`weight.grad.data` is not necessary

One official tutorial has below comment

# An alternative way is to operate on **weight.data** and **weight.grad.data**.
# Recall that tensor.data gives a tensor that shares the storage with
# tensor, but doesn't track history.


The requires_grad of weight is True, we get a tensor sharing same underlying data with weight by weight.data, but this tensor’s requires_grad is False.

Since weight.grad is untracking tensor (requires_grad = False), It seems that weight.grad.data is same with weight.grad.

In a word, .data or .detach() is used for variable tensor i.e. requires_grad is True, for other tensor, it do nothing.

Please corret me.

As you observe, in many circumstances, a.grad will not require gradient.
This is, however, not universally true:

a= torch.randn((5,5), requires_grad=True)

Note that .detach() is universally better than .data, except when you use it as a shorthand for something involving with torch.no_grad(): (which is the case for optimizers).

Best regards


1 Like

Got it,

weight.grad.data can handle backward of backward scenario and don’t harm tensor that wont require gradient


I am trying to manually update weights, while using gradients from autograd (I need this as a base to implement my custom weight update algorithm later). So, based on the discussion above, is the following a good practice in general : using .grad.data and .grad.data.zero_() instead of .grad and .grad.zero_() ?

Note : I am using named_parameters() for debugging purposes only , the name is not used for compuatations inside the loop.
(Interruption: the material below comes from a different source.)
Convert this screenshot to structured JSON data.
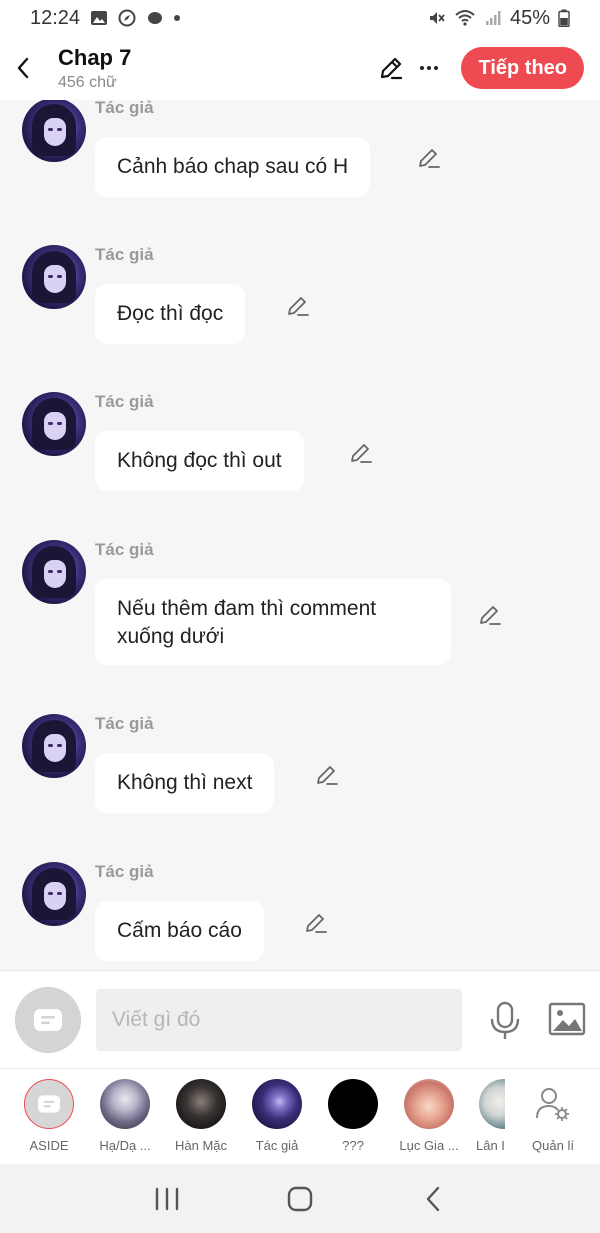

    with torch.no_grad():
        for name, p in model.named_parameters():
            p.data = p.data - learning_rate*p.grad.data 
            # Manually zero the gradients after updating weights

Regards, Sumit